Answering Obama's call?
Parents as the nation's education stimulus package
By Carol Lloyd
Six months since President Barack Obama urged Americans to volunteer in their communities, a new report by GreatSchools and Harris Interactive suggests that some parents may be taking his message to heart. According to a survey of more than 1,000 parents, this year parents plan to increase their volunteering in schools by 20%. “The Economy’s Impact on Back to School” also found that 64% of parents believe that it is more important to volunteer now than before.
What’s behind this increased interest in volunteering?
Beyond the inspirational speeches of the nation’s father in chief, bleak economic times may have played a part.
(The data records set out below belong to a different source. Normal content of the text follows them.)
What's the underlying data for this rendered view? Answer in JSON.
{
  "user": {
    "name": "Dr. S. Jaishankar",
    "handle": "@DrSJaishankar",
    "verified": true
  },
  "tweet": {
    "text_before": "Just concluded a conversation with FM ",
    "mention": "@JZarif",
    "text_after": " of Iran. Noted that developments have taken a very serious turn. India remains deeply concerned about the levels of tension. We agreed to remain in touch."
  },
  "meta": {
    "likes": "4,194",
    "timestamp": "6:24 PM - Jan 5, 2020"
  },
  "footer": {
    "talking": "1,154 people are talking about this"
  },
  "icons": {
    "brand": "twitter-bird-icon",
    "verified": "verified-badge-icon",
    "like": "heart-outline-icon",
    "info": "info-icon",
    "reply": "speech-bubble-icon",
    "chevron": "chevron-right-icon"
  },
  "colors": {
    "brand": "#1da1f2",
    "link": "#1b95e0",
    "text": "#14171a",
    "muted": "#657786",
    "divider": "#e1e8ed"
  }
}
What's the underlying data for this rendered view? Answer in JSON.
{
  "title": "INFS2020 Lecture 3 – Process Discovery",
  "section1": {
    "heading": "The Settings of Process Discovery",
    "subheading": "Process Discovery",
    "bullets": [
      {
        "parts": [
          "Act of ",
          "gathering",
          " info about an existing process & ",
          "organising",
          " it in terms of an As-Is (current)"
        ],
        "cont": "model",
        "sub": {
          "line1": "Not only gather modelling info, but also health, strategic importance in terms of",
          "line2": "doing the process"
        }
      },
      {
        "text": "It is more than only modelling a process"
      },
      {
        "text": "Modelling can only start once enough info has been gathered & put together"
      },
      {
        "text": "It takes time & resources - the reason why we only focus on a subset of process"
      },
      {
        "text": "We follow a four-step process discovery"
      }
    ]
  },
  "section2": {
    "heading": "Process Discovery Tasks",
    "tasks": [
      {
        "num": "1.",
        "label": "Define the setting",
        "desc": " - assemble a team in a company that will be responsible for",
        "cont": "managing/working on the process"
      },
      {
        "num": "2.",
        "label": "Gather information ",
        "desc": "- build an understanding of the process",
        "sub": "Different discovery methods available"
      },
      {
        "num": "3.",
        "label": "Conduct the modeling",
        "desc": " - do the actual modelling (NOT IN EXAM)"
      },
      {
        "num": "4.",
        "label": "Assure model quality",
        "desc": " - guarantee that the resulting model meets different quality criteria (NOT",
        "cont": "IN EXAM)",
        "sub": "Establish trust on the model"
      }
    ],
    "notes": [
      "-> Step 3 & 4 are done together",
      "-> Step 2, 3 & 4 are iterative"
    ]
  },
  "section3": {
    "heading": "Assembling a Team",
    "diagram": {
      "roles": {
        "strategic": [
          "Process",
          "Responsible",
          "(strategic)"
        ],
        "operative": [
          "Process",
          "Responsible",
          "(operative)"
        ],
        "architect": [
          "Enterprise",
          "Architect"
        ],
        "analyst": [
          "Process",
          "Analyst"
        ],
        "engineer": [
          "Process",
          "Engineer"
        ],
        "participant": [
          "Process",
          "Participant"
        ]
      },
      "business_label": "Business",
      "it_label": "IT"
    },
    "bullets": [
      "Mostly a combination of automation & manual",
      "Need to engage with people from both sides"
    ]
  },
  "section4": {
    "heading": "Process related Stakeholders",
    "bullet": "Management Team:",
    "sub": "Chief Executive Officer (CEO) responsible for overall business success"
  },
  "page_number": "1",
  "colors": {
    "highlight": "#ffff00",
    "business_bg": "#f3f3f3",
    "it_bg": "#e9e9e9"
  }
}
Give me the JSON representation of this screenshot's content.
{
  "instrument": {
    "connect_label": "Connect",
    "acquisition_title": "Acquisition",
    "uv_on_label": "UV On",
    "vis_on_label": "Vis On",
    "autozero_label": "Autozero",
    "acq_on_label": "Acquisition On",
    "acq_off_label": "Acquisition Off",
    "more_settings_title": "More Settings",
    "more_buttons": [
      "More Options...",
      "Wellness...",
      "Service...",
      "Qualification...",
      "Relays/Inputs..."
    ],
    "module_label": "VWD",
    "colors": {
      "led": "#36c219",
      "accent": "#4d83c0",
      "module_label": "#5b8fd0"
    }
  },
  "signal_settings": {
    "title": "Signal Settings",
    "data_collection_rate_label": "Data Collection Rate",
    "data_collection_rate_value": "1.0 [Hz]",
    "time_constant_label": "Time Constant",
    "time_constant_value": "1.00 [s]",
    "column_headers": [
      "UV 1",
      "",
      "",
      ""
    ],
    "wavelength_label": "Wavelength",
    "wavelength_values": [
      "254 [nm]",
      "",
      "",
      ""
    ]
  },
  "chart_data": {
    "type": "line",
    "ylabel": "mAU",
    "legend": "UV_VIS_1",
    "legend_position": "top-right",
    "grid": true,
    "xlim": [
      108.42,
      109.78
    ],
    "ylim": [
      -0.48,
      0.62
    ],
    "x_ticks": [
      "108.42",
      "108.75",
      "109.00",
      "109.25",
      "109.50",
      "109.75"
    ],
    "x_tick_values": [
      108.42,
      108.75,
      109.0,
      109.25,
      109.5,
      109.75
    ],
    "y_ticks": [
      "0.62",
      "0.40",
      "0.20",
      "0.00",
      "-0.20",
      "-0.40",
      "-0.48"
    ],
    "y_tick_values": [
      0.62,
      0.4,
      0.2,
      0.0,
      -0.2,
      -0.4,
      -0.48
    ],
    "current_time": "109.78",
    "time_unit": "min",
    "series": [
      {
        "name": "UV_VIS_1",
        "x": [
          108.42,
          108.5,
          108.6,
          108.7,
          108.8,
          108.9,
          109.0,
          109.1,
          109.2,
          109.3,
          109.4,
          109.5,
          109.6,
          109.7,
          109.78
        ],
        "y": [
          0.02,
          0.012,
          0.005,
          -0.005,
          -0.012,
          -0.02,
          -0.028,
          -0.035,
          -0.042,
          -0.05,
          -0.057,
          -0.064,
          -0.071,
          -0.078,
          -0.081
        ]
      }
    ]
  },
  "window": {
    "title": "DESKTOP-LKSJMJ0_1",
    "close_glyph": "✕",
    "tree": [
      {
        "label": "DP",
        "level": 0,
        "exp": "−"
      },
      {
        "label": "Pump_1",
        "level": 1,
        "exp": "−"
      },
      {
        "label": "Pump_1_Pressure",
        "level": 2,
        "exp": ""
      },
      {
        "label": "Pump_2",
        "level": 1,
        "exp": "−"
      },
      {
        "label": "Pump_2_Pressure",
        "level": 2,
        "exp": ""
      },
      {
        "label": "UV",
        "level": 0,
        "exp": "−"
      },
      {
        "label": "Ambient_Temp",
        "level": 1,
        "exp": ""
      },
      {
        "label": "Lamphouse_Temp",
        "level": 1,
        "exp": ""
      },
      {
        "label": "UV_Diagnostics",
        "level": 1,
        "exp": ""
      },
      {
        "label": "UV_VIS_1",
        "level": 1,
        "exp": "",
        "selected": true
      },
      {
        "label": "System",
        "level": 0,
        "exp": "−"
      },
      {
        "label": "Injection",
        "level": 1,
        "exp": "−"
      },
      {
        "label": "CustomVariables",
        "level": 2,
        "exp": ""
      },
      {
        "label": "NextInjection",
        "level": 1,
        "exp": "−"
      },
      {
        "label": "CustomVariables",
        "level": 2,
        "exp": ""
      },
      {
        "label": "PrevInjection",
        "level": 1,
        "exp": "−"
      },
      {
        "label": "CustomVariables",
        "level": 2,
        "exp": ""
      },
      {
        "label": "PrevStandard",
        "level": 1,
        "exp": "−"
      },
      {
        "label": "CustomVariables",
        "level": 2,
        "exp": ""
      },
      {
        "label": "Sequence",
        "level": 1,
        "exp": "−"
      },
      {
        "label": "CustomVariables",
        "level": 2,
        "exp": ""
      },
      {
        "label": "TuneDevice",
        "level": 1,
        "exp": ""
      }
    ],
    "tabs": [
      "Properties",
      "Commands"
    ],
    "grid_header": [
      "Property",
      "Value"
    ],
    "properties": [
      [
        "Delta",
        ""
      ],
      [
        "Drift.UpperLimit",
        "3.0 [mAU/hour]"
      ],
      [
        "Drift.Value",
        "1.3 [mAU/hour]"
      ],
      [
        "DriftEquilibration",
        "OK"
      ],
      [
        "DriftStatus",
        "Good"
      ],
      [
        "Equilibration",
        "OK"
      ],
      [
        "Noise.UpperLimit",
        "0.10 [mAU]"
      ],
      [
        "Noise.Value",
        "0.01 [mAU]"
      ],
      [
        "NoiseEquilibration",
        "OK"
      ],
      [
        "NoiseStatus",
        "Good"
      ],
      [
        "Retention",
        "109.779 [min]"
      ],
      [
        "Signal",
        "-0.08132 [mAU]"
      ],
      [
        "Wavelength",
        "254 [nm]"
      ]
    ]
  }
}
In the midst of the worst recession in 70 years, the nation’s schools face devastating budget cuts — threatening everything from enrichment programs to classroom supplies.
According to the report, some parents — especially lower- and moderate-income families living in urban school districts — expect the current economy to have a destructive effect on their children’s schools. For some parents, the new interest in volunteering is far more pronounced. This year 60% of African American parents say they intend to volunteer — up from 23% in 2008.
Could increased parental involvement provide a much-needed glimmer of hope for the nations’ schools? Project Appleseed, a nonprofit that attempted to measure the economic stimulus of increased parent volunteering, concluded that "if every public school student had at least one family member volunteer 10 hours, the minimum dollar benefit to children and schools would be $17 billion in volunteer capacity." Though the potential payoff of more parent involvement is great, the question remains will it materialize?
According to the report, while many parents recognize the importance of being actively involved in their children’s education, only 44% volunteered in schools last year.
What keeps parents from attending those fun-filled PTO meetings, chaperoning all-day field trips, and working in the classroom? Not surprisingly, most parents (71%) report that the primary obstacle to getting involved is time. But the second most cited obstacle may provide a wake-up call for educators: Half of parents note that the lack of opportunities provided by schools or teachers is a major impediment to their involvement.
What’s more, the report finds that the best parental intentions don’t always translate into best practices, especially when it comes to back-to-school preparation. According to the study, at least three-quarters of parents alter sleep schedules and buy supplies, but fewer than half focus on more substantial preparations — such as finding out what subjects their kids will be learning, or reducing television time.
Conducted by GreatSchools and Harris Interactive, “The Economy’s Impact on Back to School” questioned 1,086 parents of school-aged kids in the United States.